(Data extracted from a collection)
=-=-=-=-=

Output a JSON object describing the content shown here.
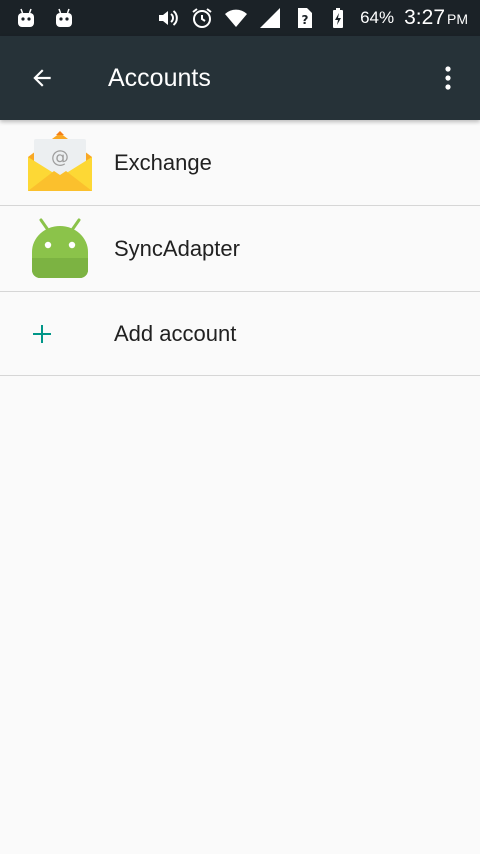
{
  "status_bar": {
    "notification_icons": [
      "android-robot-icon",
      "android-robot-icon"
    ],
    "battery_percent": "64%",
    "time": "3:27",
    "ampm": "PM"
  },
  "app_bar": {
    "title": "Accounts"
  },
  "accounts": [
    {
      "label": "Exchange",
      "icon": "exchange-mail-icon"
    },
    {
      "label": "SyncAdapter",
      "icon": "android-robot-icon"
    }
  ],
  "add_account": {
    "label": "Add account",
    "icon": "plus-icon"
  },
  "colors": {
    "status_bar": "#1b2227",
    "app_bar": "#263238",
    "background": "#fafafa",
    "accent": "#009688",
    "android_green": "#8bc34a"
  }
}
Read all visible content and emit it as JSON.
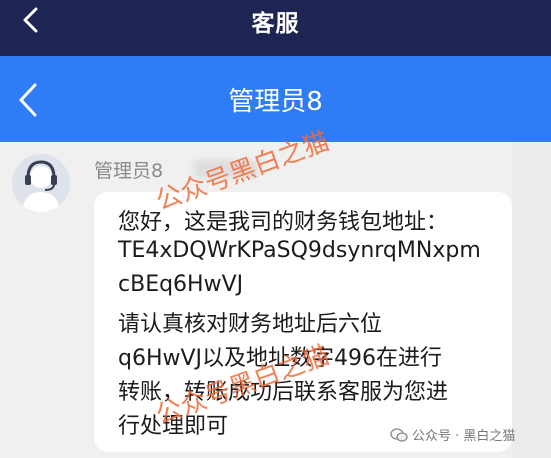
{
  "top_bar": {
    "title": "客服"
  },
  "nav_bar": {
    "title": "管理员8"
  },
  "message": {
    "sender": "管理员8",
    "lines": [
      "您好，这是我司的财务钱包地址：",
      "TE4xDQWrKPaSQ9dsynrqMNxpm",
      "cBEq6HwVJ",
      "请认真核对财务地址后六位",
      "q6HwVJ以及地址数字496在进行",
      "转账，转账成功后联系客服为您进",
      "行处理即可"
    ]
  },
  "watermarks": {
    "overlay_1": "公众号黑白之猫",
    "overlay_2": "公众号黑白之猫",
    "footer": "公众号 · 黑白之猫"
  },
  "icons": {
    "top_back": "back-chevron-icon",
    "nav_back": "back-chevron-icon",
    "avatar": "agent-headset-avatar-icon",
    "footer": "wechat-icon"
  },
  "colors": {
    "top_bar": "#1f2552",
    "nav_bar": "#2f7df6",
    "background": "#f0f0f0",
    "bubble": "#ffffff",
    "watermark": "#f26b3a"
  }
}
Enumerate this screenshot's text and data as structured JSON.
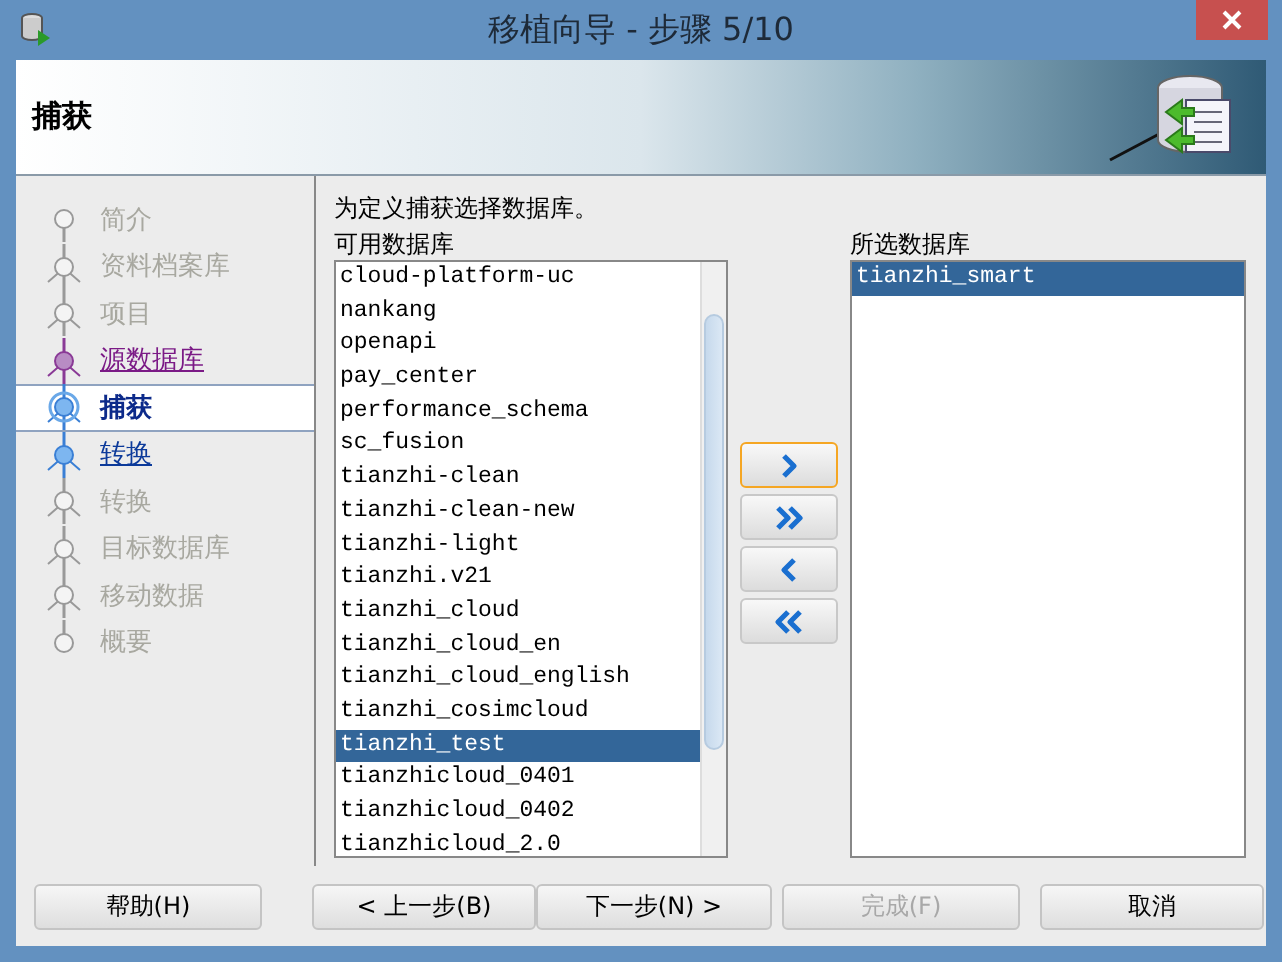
{
  "window": {
    "title": "移植向导 - 步骤 5/10"
  },
  "header": {
    "title": "捕获"
  },
  "steps": [
    {
      "label": "简介",
      "kind": "disabled",
      "selected": false
    },
    {
      "label": "资料档案库",
      "kind": "disabled",
      "selected": false
    },
    {
      "label": "项目",
      "kind": "disabled",
      "selected": false
    },
    {
      "label": "源数据库",
      "kind": "visited",
      "selected": false
    },
    {
      "label": "捕获",
      "kind": "link",
      "selected": true
    },
    {
      "label": "转换",
      "kind": "link",
      "selected": false
    },
    {
      "label": "转换",
      "kind": "disabled",
      "selected": false
    },
    {
      "label": "目标数据库",
      "kind": "disabled",
      "selected": false
    },
    {
      "label": "移动数据",
      "kind": "disabled",
      "selected": false
    },
    {
      "label": "概要",
      "kind": "disabled",
      "selected": false
    }
  ],
  "instruction": "为定义捕获选择数据库。",
  "available": {
    "label": "可用数据库",
    "items": [
      {
        "name": "cloud-platform-uc",
        "selected": false
      },
      {
        "name": "nankang",
        "selected": false
      },
      {
        "name": "openapi",
        "selected": false
      },
      {
        "name": "pay_center",
        "selected": false
      },
      {
        "name": "performance_schema",
        "selected": false
      },
      {
        "name": "sc_fusion",
        "selected": false
      },
      {
        "name": "tianzhi-clean",
        "selected": false
      },
      {
        "name": "tianzhi-clean-new",
        "selected": false
      },
      {
        "name": "tianzhi-light",
        "selected": false
      },
      {
        "name": "tianzhi.v21",
        "selected": false
      },
      {
        "name": "tianzhi_cloud",
        "selected": false
      },
      {
        "name": "tianzhi_cloud_en",
        "selected": false
      },
      {
        "name": "tianzhi_cloud_english",
        "selected": false
      },
      {
        "name": "tianzhi_cosimcloud",
        "selected": false
      },
      {
        "name": "tianzhi_test",
        "selected": true
      },
      {
        "name": "tianzhicloud_0401",
        "selected": false
      },
      {
        "name": "tianzhicloud_0402",
        "selected": false
      },
      {
        "name": "tianzhicloud_2.0",
        "selected": false
      }
    ]
  },
  "move_buttons": [
    {
      "kind": "add",
      "focused": true
    },
    {
      "kind": "add_all",
      "focused": false
    },
    {
      "kind": "remove",
      "focused": false
    },
    {
      "kind": "remove_all",
      "focused": false
    }
  ],
  "selected_list": {
    "label": "所选数据库",
    "items": [
      {
        "name": "tianzhi_smart",
        "selected": true
      }
    ]
  },
  "buttons": [
    {
      "label": "帮助(H)",
      "disabled": false,
      "kind": "help"
    },
    {
      "label": "< 上一步(B)",
      "disabled": false,
      "kind": "back"
    },
    {
      "label": "下一步(N) >",
      "disabled": false,
      "kind": "next"
    },
    {
      "label": "完成(F)",
      "disabled": true,
      "kind": "finish"
    },
    {
      "label": "取消",
      "disabled": false,
      "kind": "cancel"
    }
  ]
}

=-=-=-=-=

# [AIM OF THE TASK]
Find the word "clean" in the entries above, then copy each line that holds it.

# [THE COMPLETED TASK]
        "name": "tianzhi-clean",
        "name": "tianzhi-clean-new",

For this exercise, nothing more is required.